What they don’t understand is that society evolved to where it is now only after centuries of painful, bloody, and brutal lessons were learned, over and over, the hard way. The Founding Fathers, possessing between them more wisdom than an entire generation of modern politicians, understood this all too well and captured those lessons learned in the Constitution (and its amendments) so the citizens of their new republic didn’t have to go through the pain their forebears did.
Somewhere back in the midst of time two men trying to hack each other to death using swords decided between them there is probably a better method of solving whatever disagreement they had, and politics was born. As they say, politics is war by any other means. Later, someone got the bright idea of allowing certain people to have a say in how they were governed having worked out this causes a lot less bloodshed and suffering. Around the same time, people realised that putting constraints on what rulers may do to their people works out better for everyone in the long run. Later still, people realised that free speech was a good thing and demanded it; they had seen first-hand the inevitable results of a government which decides who says what, and they weren’t pretty. Ordinary folk knew the ruling classes didn’t want the masses having free speech, and understood why. This was as obvious to them as the sun in the sky. Far from being a lofty ideal, it was a freedom they wanted and didn’t want to lose. They knew if they did, things would get a lot tougher down the road.

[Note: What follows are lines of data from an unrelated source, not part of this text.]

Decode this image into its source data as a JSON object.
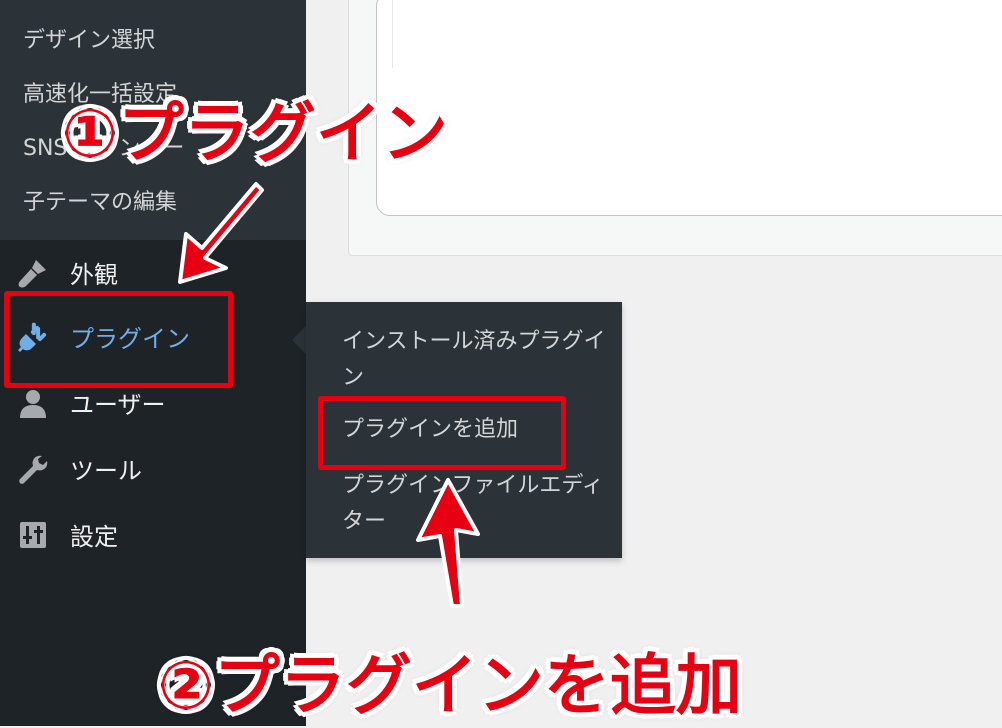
{
  "submenu": {
    "items": [
      {
        "label": "デザイン選択"
      },
      {
        "label": "高速化一括設定"
      },
      {
        "label": "SNS カウンター"
      },
      {
        "label": "子テーマの編集"
      }
    ]
  },
  "menu": {
    "items": [
      {
        "label": "外観",
        "icon": "paintbrush-icon"
      },
      {
        "label": "プラグイン",
        "icon": "plugin-icon",
        "active": true
      },
      {
        "label": "ユーザー",
        "icon": "user-icon"
      },
      {
        "label": "ツール",
        "icon": "wrench-icon"
      },
      {
        "label": "設定",
        "icon": "settings-icon"
      }
    ]
  },
  "flyout": {
    "items": [
      {
        "label": "インストール済みプラグイン"
      },
      {
        "label": "プラグインを追加"
      },
      {
        "label": "プラグインファイルエディター"
      }
    ]
  },
  "annotations": {
    "callout_1": "①プラグイン",
    "callout_2": "②プラグインを追加"
  },
  "colors": {
    "sidebar_bg": "#1d2327",
    "submenu_bg": "#2c3338",
    "active_text": "#72aee6",
    "annotation_red": "#e60012"
  }
}
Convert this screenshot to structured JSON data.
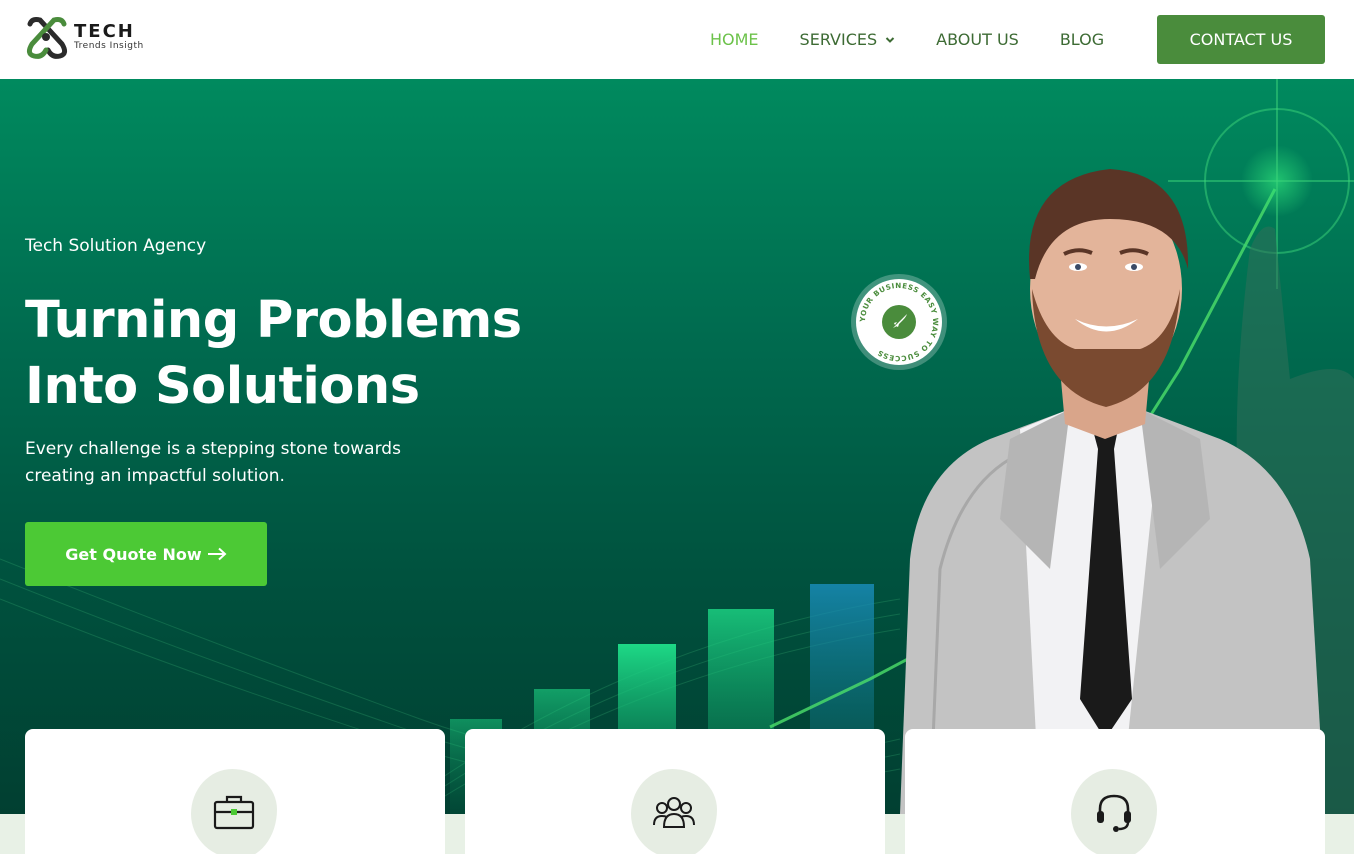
{
  "header": {
    "logo": {
      "title": "TECH",
      "subtitle": "Trends Insigth"
    },
    "nav": [
      {
        "label": "HOME",
        "active": true
      },
      {
        "label": "SERVICES",
        "has_dropdown": true
      },
      {
        "label": "ABOUT US"
      },
      {
        "label": "BLOG"
      }
    ],
    "contact_label": "CONTACT US"
  },
  "hero": {
    "tagline": "Tech Solution Agency",
    "title_line1": "Turning Problems",
    "title_line2": "Into Solutions",
    "description": "Every challenge is a stepping stone towards creating an impactful solution.",
    "cta_label": "Get Quote Now",
    "badge_text": "YOUR BUSINESS EASY WAY TO SUCCESS"
  },
  "cards": [
    {
      "icon": "briefcase-icon"
    },
    {
      "icon": "team-icon"
    },
    {
      "icon": "headset-icon"
    }
  ],
  "colors": {
    "brand_green": "#4a8c3c",
    "accent_green": "#4cc935",
    "nav_active": "#6cc24a",
    "hero_top": "#008a5e",
    "hero_bottom": "#013f31"
  }
}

Those painful lessons of the past appear to have been lost, and now – if I look around me – few understand why we should have freedom of speech. They think rights are something akin to a corporate policy, dreamed up last week in a workshop by some dimwit in HR and signed off by a CEO who will quit next month. Now I don’t believe rights exist in a vacuum, they are a product of the society which adopts them, and they can be changed or removed by that same society as they please. But any society that chooses to do so would do well to look at the reasons why these rights exist in the first place, and consider the worst that could happen once they’re gone.
People who today believe the government should ban “racist speech” don’t seem to have considered how simple it would be for a future government to widen that definition, and that future governments may not be so benign. After all, it’s only a matter of getting a big enough show of hands to get elected and then quietly update a document or two. There’s no need for them to breach any principle, or make a step-change in how we are governed; that ship sailed a long time ago. They don’t even need to consult with anyone, once they’re in power. It’s merely a matter of administration, rather like increasing the overseas aid budget, or changing the criteria for obtaining a shotgun licence.
There was a time when everyone knew the importance of the right to free speech, and were taught it in school. That time now seems to have passed. I believe it will return, but only once people have found out the hard way, and re-learned the lessons they should never have allowed themselves to forget in the first place. That might be a long time in the future, with much pain and suffering in the meantime.